PROBLEM REQUIREMENTS
Please output every entry below exactly as written, leaving out any pictures.

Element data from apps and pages
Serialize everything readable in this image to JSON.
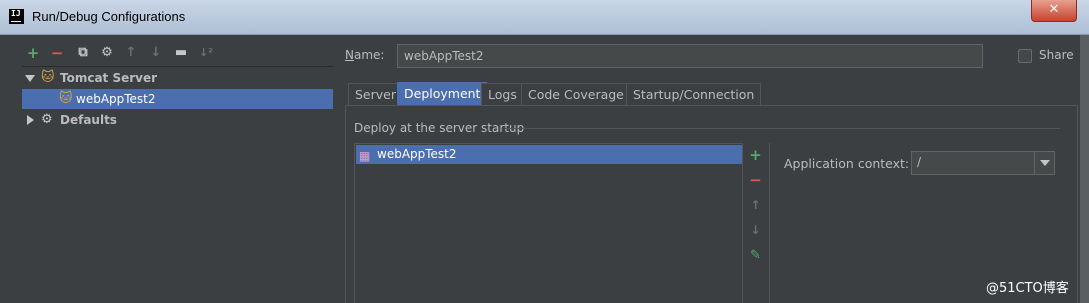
{
  "window": {
    "title": "Run/Debug Configurations",
    "close": "✕",
    "app_icon": "IJ"
  },
  "toolbar": {
    "add": "+",
    "remove": "−",
    "copy": "⧉",
    "settings": "⚙",
    "up": "↑",
    "down": "↓",
    "folder": "▬",
    "sort": "↓²"
  },
  "tree": {
    "items": [
      {
        "label": "Tomcat Server",
        "icon": "tomcat-icon"
      },
      {
        "label": "webAppTest2",
        "icon": "tomcat-icon"
      },
      {
        "label": "Defaults",
        "icon": "wrench-icon"
      }
    ]
  },
  "name_field": {
    "label_underlined": "N",
    "label_rest": "ame:",
    "value": "webAppTest2"
  },
  "share": {
    "label": "Share",
    "checked": false
  },
  "tabs": [
    {
      "label": "Server",
      "active": false
    },
    {
      "label": "Deployment",
      "active": true
    },
    {
      "label": "Logs",
      "active": false
    },
    {
      "label": "Code Coverage",
      "active": false
    },
    {
      "label": "Startup/Connection",
      "active": false
    }
  ],
  "deployment": {
    "caption": "Deploy at the server startup",
    "items": [
      {
        "label": "webAppTest2",
        "icon": "artifact-icon"
      }
    ],
    "buttons": {
      "add": "+",
      "remove": "−",
      "up": "↑",
      "down": "↓",
      "edit": "✎"
    },
    "context_label": "Application context:",
    "context_value": "/"
  },
  "watermark": "@51CTO博客",
  "colors": {
    "accent": "#4b6eaf",
    "background": "#3c3f41",
    "add_green": "#59a869",
    "remove_red": "#e05555"
  }
}
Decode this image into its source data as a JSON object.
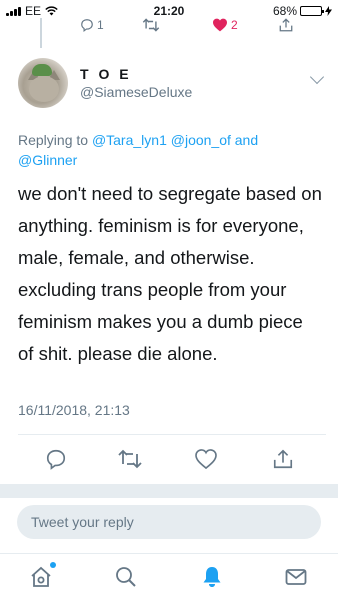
{
  "status_bar": {
    "carrier": "EE",
    "time": "21:20",
    "battery_percent": "68%",
    "battery_level": 0.68,
    "wifi_icon": "wifi-icon",
    "charging_icon": "charging-bolt-icon"
  },
  "previous_tweet_actions": {
    "reply_count": "1",
    "like_count": "2",
    "liked": true
  },
  "tweet": {
    "display_name": "T O E",
    "handle": "@SiameseDeluxe",
    "reply_prefix": "Replying to",
    "reply_mentions": "@Tara_lyn1 @joon_of and @Glinner",
    "text": "we don't need to segregate based on anything. feminism is for everyone, male, female, and otherwise. excluding trans people from your feminism makes you a dumb piece of shit. please die alone.",
    "timestamp": "16/11/2018, 21:13"
  },
  "reply_composer": {
    "placeholder": "Tweet your reply"
  },
  "tab_bar": {
    "items": [
      "home-icon",
      "search-icon",
      "notifications-icon",
      "messages-icon"
    ],
    "active": "notifications-icon"
  },
  "colors": {
    "accent": "#1da1f2",
    "like": "#e0245e",
    "secondary_text": "#657786",
    "divider": "#e6ecf0"
  }
}
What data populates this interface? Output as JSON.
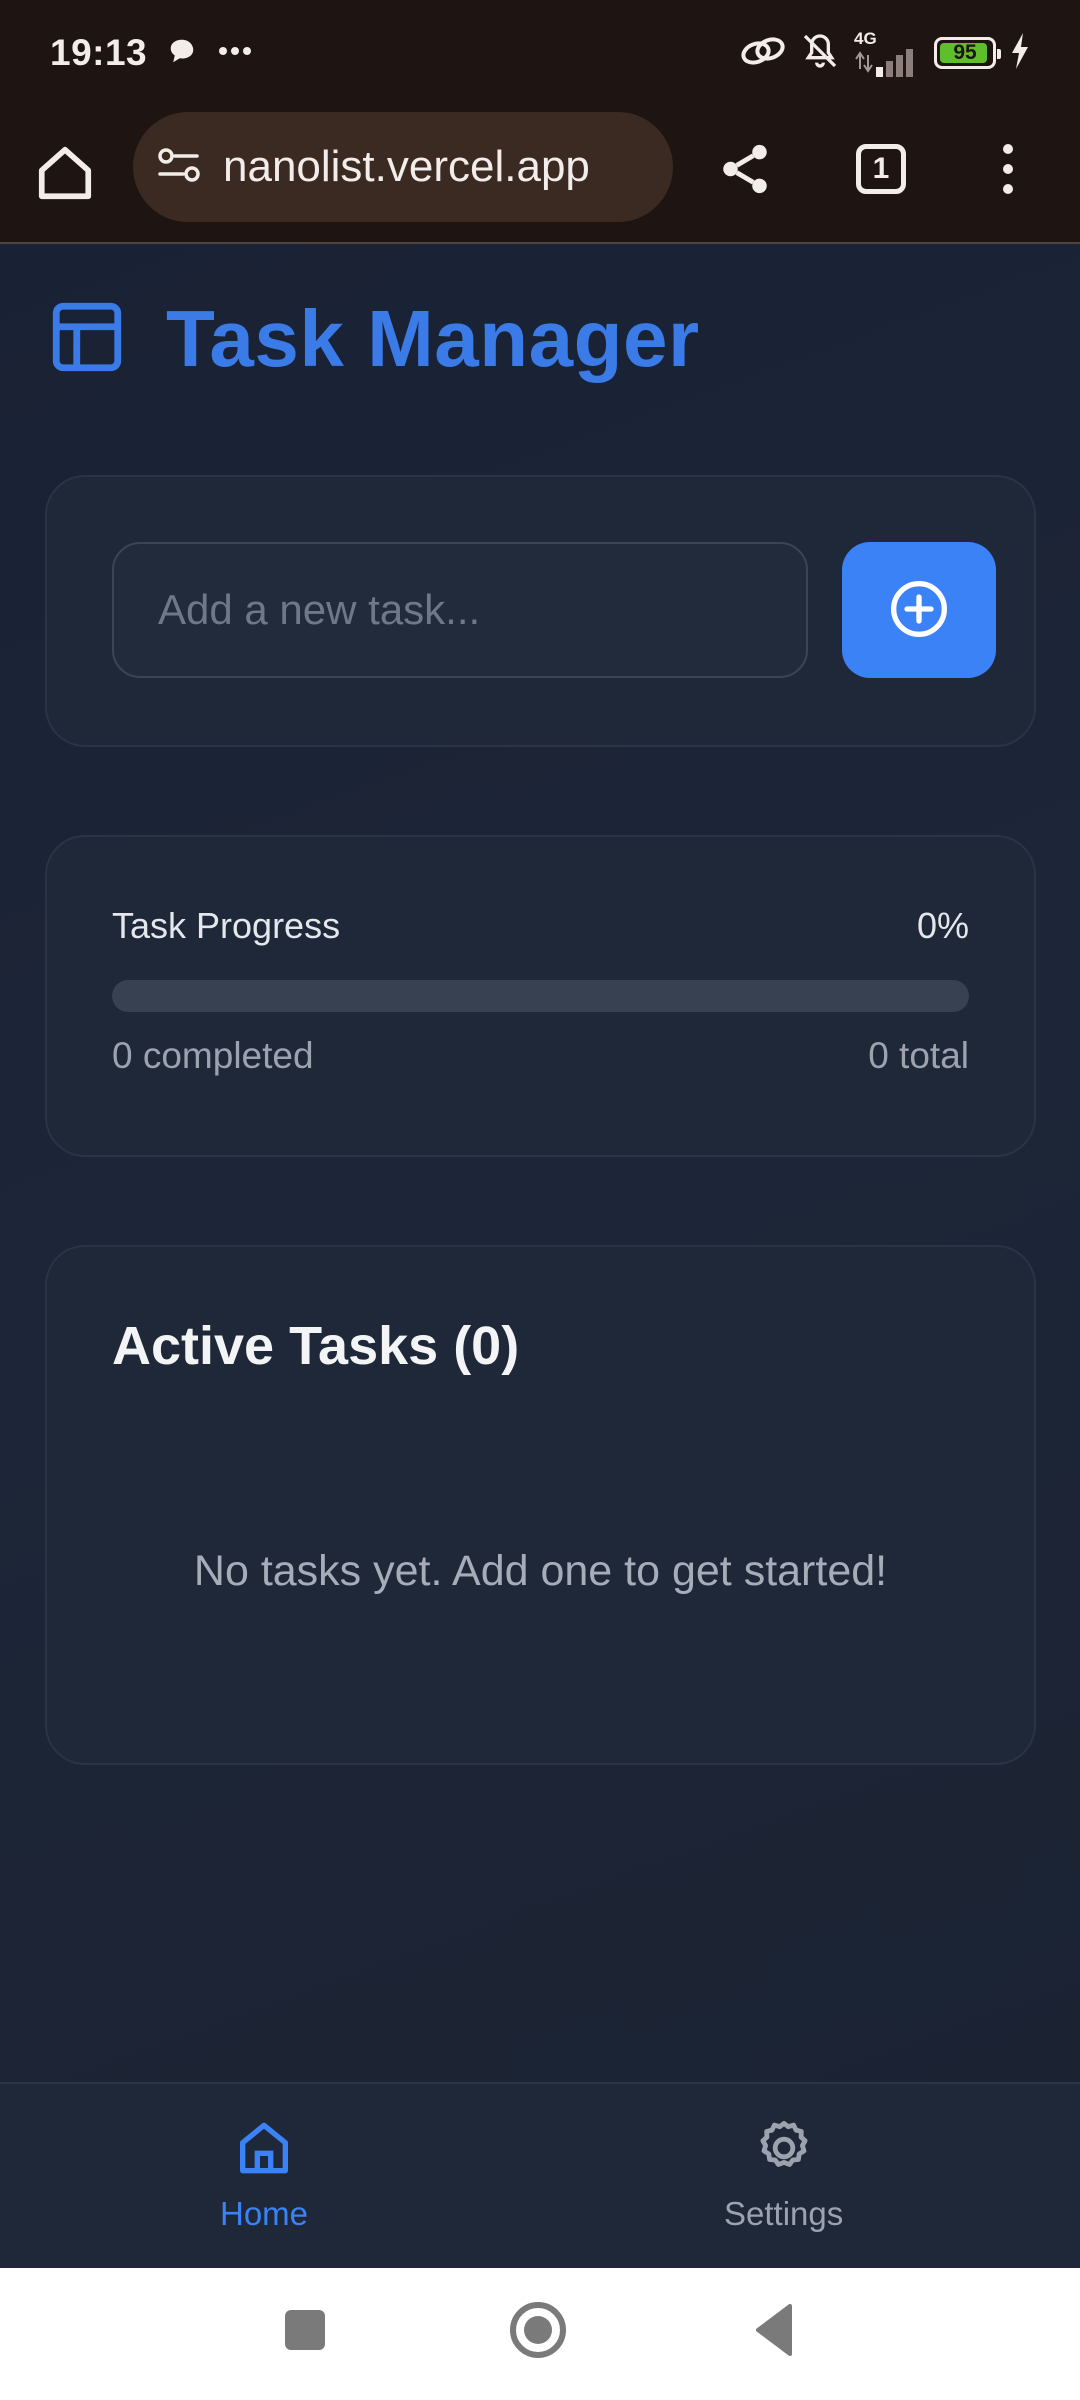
{
  "status_bar": {
    "time": "19:13",
    "network": "4G",
    "battery": "95",
    "battery_percent": 95,
    "icons": [
      "chat-bubble-icon",
      "more-dots-icon",
      "link-icon",
      "bell-off-icon",
      "signal-icon",
      "battery-icon",
      "charging-icon"
    ]
  },
  "browser": {
    "url": "nanolist.vercel.app",
    "tab_count": "1",
    "icons": [
      "home-icon",
      "site-settings-icon",
      "share-icon",
      "tabs-icon",
      "menu-icon"
    ]
  },
  "app": {
    "title": "Task Manager",
    "icon": "layout-icon",
    "accent_color": "#3b82f6"
  },
  "add_task": {
    "placeholder": "Add a new task...",
    "value": "",
    "button_icon": "plus-circle-icon"
  },
  "progress": {
    "label": "Task Progress",
    "percent_text": "0%",
    "percent": 0,
    "completed_text": "0 completed",
    "total_text": "0 total"
  },
  "tasks": {
    "title": "Active Tasks (0)",
    "empty_message": "No tasks yet. Add one to get started!"
  },
  "bottom_nav": {
    "items": [
      {
        "label": "Home",
        "icon": "home-icon",
        "active": true
      },
      {
        "label": "Settings",
        "icon": "gear-icon",
        "active": false
      }
    ]
  },
  "system_nav": {
    "icons": [
      "recents-icon",
      "home-circle-icon",
      "back-icon"
    ]
  }
}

EXERCISE RESULT
Serialize everything readable in this image to JSON.
{
  "window": {
    "title": "Run/Debug Configurations",
    "close": "✕",
    "app_icon": "IJ"
  },
  "toolbar": {
    "add": "+",
    "remove": "−",
    "copy": "⧉",
    "settings": "⚙",
    "up": "↑",
    "down": "↓",
    "folder": "▬",
    "sort": "↓²"
  },
  "tree": {
    "items": [
      {
        "label": "Tomcat Server",
        "icon": "tomcat-icon"
      },
      {
        "label": "webAppTest2",
        "icon": "tomcat-icon"
      },
      {
        "label": "Defaults",
        "icon": "wrench-icon"
      }
    ]
  },
  "name_field": {
    "label_underlined": "N",
    "label_rest": "ame:",
    "value": "webAppTest2"
  },
  "share": {
    "label": "Share",
    "checked": false
  },
  "tabs": [
    {
      "label": "Server",
      "active": false
    },
    {
      "label": "Deployment",
      "active": true
    },
    {
      "label": "Logs",
      "active": false
    },
    {
      "label": "Code Coverage",
      "active": false
    },
    {
      "label": "Startup/Connection",
      "active": false
    }
  ],
  "deployment": {
    "caption": "Deploy at the server startup",
    "items": [
      {
        "label": "webAppTest2",
        "icon": "artifact-icon"
      }
    ],
    "buttons": {
      "add": "+",
      "remove": "−",
      "up": "↑",
      "down": "↓",
      "edit": "✎"
    },
    "context_label": "Application context:",
    "context_value": "/"
  },
  "watermark": "@51CTO博客",
  "colors": {
    "accent": "#4b6eaf",
    "background": "#3c3f41",
    "add_green": "#59a869",
    "remove_red": "#e05555"
  }
}
Decode this image into its source data as a JSON object.
{
  "status_bar": {
    "carrier": "EE",
    "time": "21:20",
    "battery_percent": "68%",
    "battery_level": 0.68,
    "wifi_icon": "wifi-icon",
    "charging_icon": "charging-bolt-icon"
  },
  "previous_tweet_actions": {
    "reply_count": "1",
    "like_count": "2",
    "liked": true
  },
  "tweet": {
    "display_name": "T O E",
    "handle": "@SiameseDeluxe",
    "reply_prefix": "Replying to",
    "reply_mentions": "@Tara_lyn1 @joon_of and @Glinner",
    "text": "we don't need to segregate based on anything. feminism is for everyone, male, female, and otherwise. excluding trans people from your feminism makes you a dumb piece of shit. please die alone.",
    "timestamp": "16/11/2018, 21:13"
  },
  "reply_composer": {
    "placeholder": "Tweet your reply"
  },
  "tab_bar": {
    "items": [
      "home-icon",
      "search-icon",
      "notifications-icon",
      "messages-icon"
    ],
    "active": "notifications-icon"
  },
  "colors": {
    "accent": "#1da1f2",
    "like": "#e0245e",
    "secondary_text": "#657786",
    "divider": "#e6ecf0"
  }
}
What data populates this interface? Output as JSON.
{
  "status_bar": {
    "time": "19:13",
    "network": "4G",
    "battery": "95",
    "battery_percent": 95,
    "icons": [
      "chat-bubble-icon",
      "more-dots-icon",
      "link-icon",
      "bell-off-icon",
      "signal-icon",
      "battery-icon",
      "charging-icon"
    ]
  },
  "browser": {
    "url": "nanolist.vercel.app",
    "tab_count": "1",
    "icons": [
      "home-icon",
      "site-settings-icon",
      "share-icon",
      "tabs-icon",
      "menu-icon"
    ]
  },
  "app": {
    "title": "Task Manager",
    "icon": "layout-icon",
    "accent_color": "#3b82f6"
  },
  "add_task": {
    "placeholder": "Add a new task...",
    "value": "",
    "button_icon": "plus-circle-icon"
  },
  "progress": {
    "label": "Task Progress",
    "percent_text": "0%",
    "percent": 0,
    "completed_text": "0 completed",
    "total_text": "0 total"
  },
  "tasks": {
    "title": "Active Tasks (0)",
    "empty_message": "No tasks yet. Add one to get started!"
  },
  "bottom_nav": {
    "items": [
      {
        "label": "Home",
        "icon": "home-icon",
        "active": true
      },
      {
        "label": "Settings",
        "icon": "gear-icon",
        "active": false
      }
    ]
  },
  "system_nav": {
    "icons": [
      "recents-icon",
      "home-circle-icon",
      "back-icon"
    ]
  }
}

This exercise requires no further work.